V. Description: European Greek-Attic, terracotta red-figure column-krater (wine mixing vessel), 40.5 cm (15 15/16 in). Red-figure art is a pottery form of Greek vase painting that originated around 530 BCE in Athens. The style is distinguished by drawn red figures and a black-painted backdrop. Designs could be painted directly onto the vessel after it has dried rather than scraped out, allowing for further detail than in black-figure pottery.

Ariadne, who is the daughter of Minos and displayed on the left side, is displayed stepping into a quadriga, also known as a four-horse chariot. Ariadne is identifiable through her typical Minoan clothing, long layered dresses with short sleeves, and her crown that was given to her by Dionysus. Displayed in the center of the piece, Dionysus is holding a vine branch and kantharos (wine cup) in each of his hands, respectively. Dionysus is known to be the god of wine and drunken revelry, which is why many wine vessels would contained themes of Dionysus utilized to consume and collect alcohol. [2][3] Since Ariadne and Dionysus are related by the myth of Theseus, these two mythological figures are depicted together on this wine-mixing vessel or krater. Ariadne played a huge part in Theseus’ victory over the Minotaur.[4] Dionysus then encounters her and rescues her. In some myths, this is what leads to Ariadne becoming Dionysus’ wife. [5] Therefore, she is shown driving the quadriga upon her return because historically goddesses responsible for victory, such as Nike, are suggested to lead the chariot. [6] The use of the quadriga in ancient Greek athletic games and as a symbol of victory is of importance given the image of the scene on the opposing side of the piece.[7]

On the opposing side of this piece, two athletes training with a specialist is shown. The individual on the left is holding a javelin, while the other is holding halteres (jumping weights). The dressed man in the middle is the trainer, as shown by the forked staff. [8] Since this piece is associated with the myth of Theseus, this scene clearly depicts that of Greek ephebos (an adolescent young man of the age of training in Athenian culture). It can be interpreted that the human malefactors are in training following Theseus’ story with the Minotauros. This symbolizes the principles of Athenian education and the heroic nude represents the ideal muscular body built in the Greek gymnasion. Given the importance of the gymnasion to the bodily and physical education of Athenian ephebic youths, Theseus’s story with the Minotauros could symbolize the ideals of Athenian education. Theseus’ victory over the Minotaur may indicate the superior quality of the Athenian physical and mental education of their young men, given that much of ephebic training was in readiness for civic and military service. [9] In this instance, these column-craters are likely associated with victories in Greek athletic games. However, the intended use for the kraters is still speculated. For example, they could have been created to serve as reward to those who finished second or for other game events. They were potentially used as commemorative practical vases for festivities after Panathenaic victories. Or lastly, they could have been used as model samples of pottery art in workshops.[10]

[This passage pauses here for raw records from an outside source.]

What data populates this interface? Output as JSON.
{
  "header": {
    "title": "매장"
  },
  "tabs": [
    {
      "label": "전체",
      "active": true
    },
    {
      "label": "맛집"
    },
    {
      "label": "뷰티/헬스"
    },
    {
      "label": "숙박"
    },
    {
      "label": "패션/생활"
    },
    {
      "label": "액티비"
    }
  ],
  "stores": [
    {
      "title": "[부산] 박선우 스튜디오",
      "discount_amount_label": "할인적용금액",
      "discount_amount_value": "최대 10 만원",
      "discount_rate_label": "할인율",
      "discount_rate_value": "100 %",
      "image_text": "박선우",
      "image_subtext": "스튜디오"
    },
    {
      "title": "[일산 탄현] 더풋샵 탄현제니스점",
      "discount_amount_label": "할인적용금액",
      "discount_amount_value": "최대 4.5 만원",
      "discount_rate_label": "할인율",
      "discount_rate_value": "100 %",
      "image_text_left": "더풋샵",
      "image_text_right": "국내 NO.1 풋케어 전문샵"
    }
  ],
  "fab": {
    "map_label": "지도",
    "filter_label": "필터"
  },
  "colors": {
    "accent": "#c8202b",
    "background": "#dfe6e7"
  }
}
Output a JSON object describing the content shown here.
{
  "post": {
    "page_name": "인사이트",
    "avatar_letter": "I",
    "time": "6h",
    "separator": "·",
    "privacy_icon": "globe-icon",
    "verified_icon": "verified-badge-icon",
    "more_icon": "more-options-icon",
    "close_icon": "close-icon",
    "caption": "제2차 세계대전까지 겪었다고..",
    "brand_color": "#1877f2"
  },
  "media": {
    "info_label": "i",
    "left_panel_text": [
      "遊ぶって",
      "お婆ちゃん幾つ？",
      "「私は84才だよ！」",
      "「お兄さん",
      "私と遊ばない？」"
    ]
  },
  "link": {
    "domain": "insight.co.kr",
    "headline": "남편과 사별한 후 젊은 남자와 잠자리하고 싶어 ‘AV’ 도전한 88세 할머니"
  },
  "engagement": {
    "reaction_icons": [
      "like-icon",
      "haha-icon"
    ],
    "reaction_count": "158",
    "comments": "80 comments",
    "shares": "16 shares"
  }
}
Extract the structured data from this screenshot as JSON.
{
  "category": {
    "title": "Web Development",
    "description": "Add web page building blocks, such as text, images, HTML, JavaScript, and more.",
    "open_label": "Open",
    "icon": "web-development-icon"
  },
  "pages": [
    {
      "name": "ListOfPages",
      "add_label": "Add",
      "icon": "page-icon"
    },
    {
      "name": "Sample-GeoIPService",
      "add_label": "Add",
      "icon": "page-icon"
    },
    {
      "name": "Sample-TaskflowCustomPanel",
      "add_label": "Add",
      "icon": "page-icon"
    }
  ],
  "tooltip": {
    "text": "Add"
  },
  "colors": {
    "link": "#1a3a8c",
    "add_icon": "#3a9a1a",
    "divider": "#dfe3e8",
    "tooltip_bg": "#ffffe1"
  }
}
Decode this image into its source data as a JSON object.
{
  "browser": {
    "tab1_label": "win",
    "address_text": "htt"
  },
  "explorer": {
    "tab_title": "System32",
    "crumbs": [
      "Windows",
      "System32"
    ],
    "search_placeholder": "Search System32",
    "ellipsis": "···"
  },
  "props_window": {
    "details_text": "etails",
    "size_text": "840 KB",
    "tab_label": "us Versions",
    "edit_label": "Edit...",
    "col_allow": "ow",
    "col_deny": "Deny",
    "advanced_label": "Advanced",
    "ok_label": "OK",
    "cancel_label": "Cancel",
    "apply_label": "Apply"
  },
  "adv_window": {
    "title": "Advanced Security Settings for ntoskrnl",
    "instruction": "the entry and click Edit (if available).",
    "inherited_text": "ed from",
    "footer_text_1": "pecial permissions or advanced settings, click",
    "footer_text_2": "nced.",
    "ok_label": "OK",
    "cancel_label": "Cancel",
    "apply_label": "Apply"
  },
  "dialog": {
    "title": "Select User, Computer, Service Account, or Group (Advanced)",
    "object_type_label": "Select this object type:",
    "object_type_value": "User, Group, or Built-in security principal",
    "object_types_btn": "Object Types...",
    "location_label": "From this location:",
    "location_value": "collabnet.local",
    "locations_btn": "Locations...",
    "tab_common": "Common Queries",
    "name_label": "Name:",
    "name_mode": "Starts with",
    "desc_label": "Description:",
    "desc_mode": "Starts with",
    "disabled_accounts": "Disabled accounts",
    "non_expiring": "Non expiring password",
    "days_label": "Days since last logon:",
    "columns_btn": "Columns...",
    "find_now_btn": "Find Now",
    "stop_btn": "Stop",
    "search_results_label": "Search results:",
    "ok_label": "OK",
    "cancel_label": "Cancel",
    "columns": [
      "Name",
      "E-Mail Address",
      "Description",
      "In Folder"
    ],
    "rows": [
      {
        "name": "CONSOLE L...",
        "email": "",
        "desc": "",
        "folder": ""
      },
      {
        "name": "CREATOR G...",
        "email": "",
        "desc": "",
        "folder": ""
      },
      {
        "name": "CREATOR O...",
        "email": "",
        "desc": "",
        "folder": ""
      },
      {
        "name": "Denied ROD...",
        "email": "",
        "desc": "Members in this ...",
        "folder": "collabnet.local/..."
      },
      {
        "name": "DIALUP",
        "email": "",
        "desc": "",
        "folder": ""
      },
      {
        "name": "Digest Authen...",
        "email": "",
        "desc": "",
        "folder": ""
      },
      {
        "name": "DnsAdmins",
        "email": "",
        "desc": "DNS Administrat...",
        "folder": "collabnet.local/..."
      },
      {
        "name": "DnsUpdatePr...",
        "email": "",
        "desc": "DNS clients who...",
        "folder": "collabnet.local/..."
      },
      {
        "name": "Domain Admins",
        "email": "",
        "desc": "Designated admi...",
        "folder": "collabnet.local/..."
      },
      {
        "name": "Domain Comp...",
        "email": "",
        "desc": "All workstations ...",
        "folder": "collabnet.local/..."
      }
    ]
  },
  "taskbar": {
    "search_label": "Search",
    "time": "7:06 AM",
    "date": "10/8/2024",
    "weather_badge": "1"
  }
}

Works Cited

[1] T. Mannack, The Late Mannerists in Athenian Vase-Painting. London: Oxford Press 2001, pp.12-15

[2]  “DIONYSUS – Greek God of Wine & Festivity.” Theoi Greek Mythology. Accessed April 24, 2021.

[3] Buxton, R. G. A. The Complete World of Greek Mythology. London: Thames & Hudson, 2016.

[4] Siculus, Diodorus. “Library of History, Volume II.” Loeb Classical Library. 1935.

[5] “ARIADNE – Greek Goddess Wife of Dionysus (Roman Libera).” Theoi Greek Mythology. 2017. Accessed April 24, 2021.

[6] Wedemeyer, Dr. B. “Erecting the Quadriga – the Quadriga in History.” 2008. Accessed May 10, 2021.

[7] Hesiod. Theogony. Translated by Stephen Trzaskoma, R. Scott Smith, and Stephen Brunet. Indianapolis: Hackett Publishing Company, 1954.

[8] Blanton Museum of Art, Red-Figure Column Krater (Wine Mixing Vessel).

[9] Curtis, Todd A. n.d. “Classical Mythology in the Visual and Performance Arts.” Accessed April 30, 2021.

[10] Hadziaslani, Cornelia. 2003. “ΤΩΝ ΑΘΗΝΗΘΕΝ ΑΘΛΩΝ.”

Author: Sana Usman